But that would be a mistake. It has always been clear that planets c through g have hydrogen envelopes, and the newly reduced mass of planet b raises the likelihood that it too supports such an atmosphere. (The alternative is a planet less than 50% rock and more than 50% steam.) Therefore, all the well-constrained companions of Kepler-11 now meet my definition of gas dwarfs, even though the heaviest is less than half as massive as Neptune, while the two lightest are only about twice the mass of Earth.
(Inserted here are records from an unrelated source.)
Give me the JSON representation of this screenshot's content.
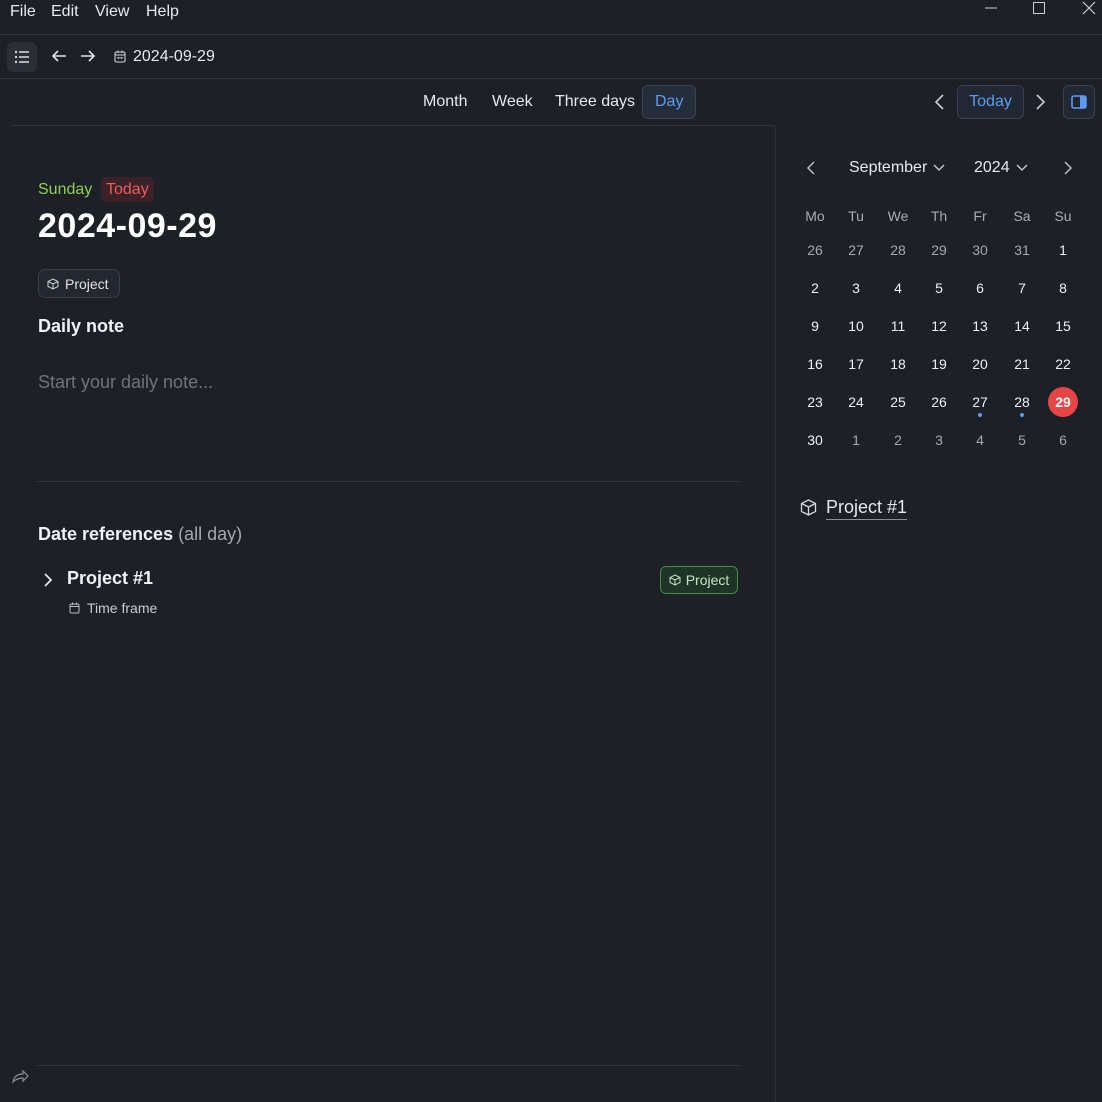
{
  "menu": [
    "File",
    "Edit",
    "View",
    "Help"
  ],
  "toolbar": {
    "current_date": "2024-09-29"
  },
  "views": {
    "tabs": [
      "Month",
      "Week",
      "Three days",
      "Day"
    ],
    "active": "Day",
    "today_label": "Today"
  },
  "day_view": {
    "weekday": "Sunday",
    "today_badge": "Today",
    "date": "2024-09-29",
    "tag": "Project",
    "note_title": "Daily note",
    "note_placeholder": "Start your daily note...",
    "refs_title": "Date references",
    "refs_suffix": "(all day)",
    "refs": [
      {
        "name": "Project #1",
        "sub": "Time frame",
        "tag": "Project"
      }
    ]
  },
  "mini_calendar": {
    "month": "September",
    "year": "2024",
    "weekdays": [
      "Mo",
      "Tu",
      "We",
      "Th",
      "Fr",
      "Sa",
      "Su"
    ],
    "weeks": [
      [
        "26",
        "27",
        "28",
        "29",
        "30",
        "31",
        "1"
      ],
      [
        "2",
        "3",
        "4",
        "5",
        "6",
        "7",
        "8"
      ],
      [
        "9",
        "10",
        "11",
        "12",
        "13",
        "14",
        "15"
      ],
      [
        "16",
        "17",
        "18",
        "19",
        "20",
        "21",
        "22"
      ],
      [
        "23",
        "24",
        "25",
        "26",
        "27",
        "28",
        "29"
      ],
      [
        "30",
        "1",
        "2",
        "3",
        "4",
        "5",
        "6"
      ]
    ],
    "selected": "29",
    "days_with_events": [
      "27",
      "28"
    ]
  },
  "side_project": "Project #1",
  "colors": {
    "accent": "#5b9cf0",
    "today": "#ef5a5a",
    "weekday": "#8fcf4f",
    "tag_green": "#3e8a4e"
  }
}
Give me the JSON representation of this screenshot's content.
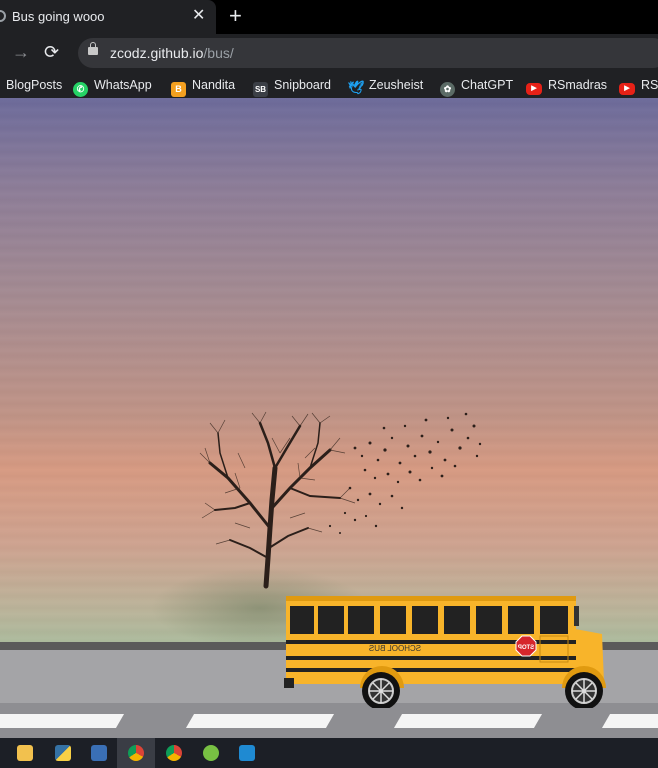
{
  "browser": {
    "tab": {
      "title": "Bus going wooo",
      "close_label": "✕",
      "icon": "globe-icon"
    },
    "new_tab_label": "+",
    "nav": {
      "forward_label": "→",
      "reload_label": "⟳"
    },
    "address": {
      "host": "zcodz.github.io",
      "path": "/bus/"
    },
    "bookmarks": [
      {
        "label": "BlogPosts",
        "icon": "none"
      },
      {
        "label": "WhatsApp",
        "icon": "whatsapp-icon"
      },
      {
        "label": "Nandita",
        "icon": "blogger-icon"
      },
      {
        "label": "Snipboard",
        "icon": "snipboard-icon"
      },
      {
        "label": "Zeusheist",
        "icon": "twitter-icon"
      },
      {
        "label": "ChatGPT",
        "icon": "chatgpt-icon"
      },
      {
        "label": "RSmadras",
        "icon": "youtube-icon"
      },
      {
        "label": "RSe",
        "icon": "youtube-icon"
      }
    ]
  },
  "scene": {
    "bus": {
      "sign_text": "SCHOOL BUS",
      "stop_text": "STOP",
      "color": "#f8b42a"
    },
    "colors": {
      "sky_top": "#6d6b9b",
      "sky_glow": "#d79a82",
      "road": "#a4a4a7"
    }
  },
  "taskbar": {
    "apps": [
      "file-explorer-icon",
      "python-icon",
      "bandicam-icon",
      "chrome-icon",
      "chrome-icon",
      "utorrent-icon",
      "vscode-icon"
    ],
    "active_index": 3
  }
}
The revised parameters of Kepler-11 are persuasive evidence that the term Super Earth is a misnomer for all but a tiny fraction of the confirmed exoplanets with minimum or measured masses between 2 and 10 Mea.
Remarkably, the distribution of the Kepler-11 planets reveals few regularities in terms of mass, radius, or density. As Lissauer and colleagues observe, planet radii now appear to increase along with planet masses, a pattern that was obscured by the initial data and analyses (Lissauer et al. 2013). Nevertheless, masses and densities seem to be distributed at random: Kepler-11c orbits between 11b and 11d, but it is less dense (i.e., it has retained a larger fraction of hydrogen/helium) than either of its companions, while fluffy Kepler-11e is similarly flanked by denser 11d and 11f. Moreover, although the innermost planet in the system (b) is also the least massive – a typical architectural feature of multiplanet systems – it is almost identical in mass to the fifth planet (f).
Kepler-11 now looks a little more like Kepler-20, the only other system that hosts a comparable number of transiting planets with well-constrained masses. In both systems, low-mass planets are found adjacent to higher-mass planets, on exterior as well as interior orbits, and low-density planets are similarly intermixed with high-density planets. By contrast, our bizarre Solar System segregates its planet populations, with a handful of dense rocky planets in the inner system, a pair of gas giants in the middle system, and a pair of gas dwarfs in the outer system.
Lissauer JJ, Fabrycky DC, Ford EB, Borucki WJ, Fressin F, Marcy GW, et al. (2011) A closely packed system of low-mass, low-density planets transiting Kepler-11. Nature 470, 53-58. Abstract: http://adsabs.harvard.edu/abs/2011Natur.470...53L
Lissauer JJ, Jontof-Hutter D, Rowe JF, Fabrycky DC, Lopez ED, Agol E, et al. (2012) All six planets known to orbit Kepler-11 have low densities. In press: http://adsabs.harvard.edu/abs/2013arXiv1303.0227L
Lopez ED, Fortney J, Miller N. (2012) How thermal evolution and mass loss sculpt populations of super-Earths and sub-Neptunes: Application to the Kepler-11 system and beyond. Astrophysical Journal 761, 59. Abstract: http://adsabs.harvard.edu/abs/2012ApJ...761...59L
Migaszewski C, Slonina M, Gozdziewski K. (2012) A dynamical analysis of the Kepler-11 planetary system. Monthly Notices of the Royal Astronomical Society 427, 770-789. http://adsabs.harvard.edu/abs/2012MNRAS.427..770M